Thursday, January 28, 2010


Chris Matthews is justifiably being attacked from the left, right, and center for saying this about President Obama last night on MSNBC -- in response to a question about bank taxes, for Pete's sake:

"I was trying to think about who he was tonight. It's interesting: he is post-racial, by all appearances. I forgot he was black tonight for an hour. You know, he's gone a long way to become a leader of this country, and passed so much history, in just a year or two. I mean, it's something we don't even think about. I was watching, I said, wait a minute, he's an African-American guy in front of a bunch of other white people. And here he is president of the United States and we've completely forgotten that tonight -- completely forgotten it. I think it was in the scope of his discussion. It was so broad-ranging, so in tune with so many problems, of aspects, and aspects of American life that you don't think in terms of the old tribalism, the old ethnicity. It was astounding in that regard. A very subtle fact. It's so hard to talk about. Maybe I shouldn't talk about it, but I am. I thought it was profound that way."

This is appalling, obviously -- but I think I more or less understand how he's thinking.

Matthews is a would-be anti-racist of his generation -- he was born in 1945 -- whose mind was quite effectively colonized by racism. The racists of his formative years believed that blacks sure didn't seem capable of many of the achievements of whites. For Matthews (and, I think, some others of his peer group), being anti-racist means accepting that premise about appearances -- but spending a great deal of time looking for evidence that disproves it, and gasping with amazement every time such evidence is spotted (and, needless to say, feeling very self-satisfied after spotting and pointing out such evidence).

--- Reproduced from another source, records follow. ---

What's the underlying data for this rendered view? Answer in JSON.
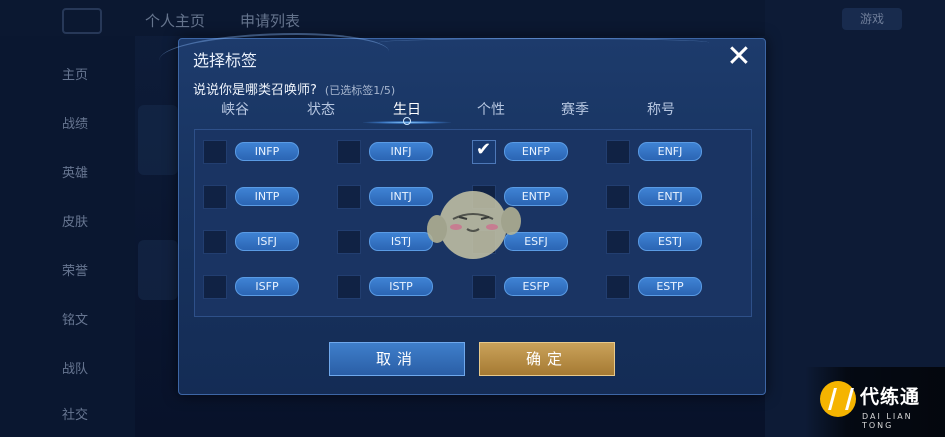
{
  "background": {
    "top_tabs": [
      "个人主页",
      "申请列表"
    ],
    "side_items": [
      "主页",
      "战绩",
      "英雄",
      "皮肤",
      "荣誉",
      "铭文",
      "战队",
      "社交"
    ],
    "right_tag": "游戏"
  },
  "dialog": {
    "title": "选择标签",
    "prompt": "说说你是哪类召唤师?",
    "selected_count": "(已选标签1/5)",
    "tabs": [
      {
        "label": "峡谷"
      },
      {
        "label": "状态"
      },
      {
        "label": "生日"
      },
      {
        "label": "个性"
      },
      {
        "label": "赛季"
      },
      {
        "label": "称号"
      }
    ],
    "active_tab": "生日",
    "tags": [
      {
        "label": "INFP",
        "checked": false
      },
      {
        "label": "INFJ",
        "checked": false
      },
      {
        "label": "ENFP",
        "checked": true
      },
      {
        "label": "ENFJ",
        "checked": false
      },
      {
        "label": "INTP",
        "checked": false
      },
      {
        "label": "INTJ",
        "checked": false
      },
      {
        "label": "ENTP",
        "checked": false
      },
      {
        "label": "ENTJ",
        "checked": false
      },
      {
        "label": "ISFJ",
        "checked": false
      },
      {
        "label": "ISTJ",
        "checked": false
      },
      {
        "label": "ESFJ",
        "checked": false
      },
      {
        "label": "ESTJ",
        "checked": false
      },
      {
        "label": "ISFP",
        "checked": false
      },
      {
        "label": "ISTP",
        "checked": false
      },
      {
        "label": "ESFP",
        "checked": false
      },
      {
        "label": "ESTP",
        "checked": false
      }
    ],
    "cancel_label": "取消",
    "confirm_label": "确定",
    "close_glyph": "✕",
    "check_glyph": "✔"
  },
  "watermark": {
    "name": "代练通",
    "sub": "DAI LIAN TONG"
  },
  "colors": {
    "dialog_bg": "#183461",
    "pill_blue": "#2b65b4",
    "confirm_gold": "#a57a33"
  }
}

That might have been (barely) justifiable in the early 1960s. It might have actually worked as some sort of corrective to the predominant thinking of the era. But Matthews has had decades to shift his thinking. And he's still stuck in his time warp.

No comments: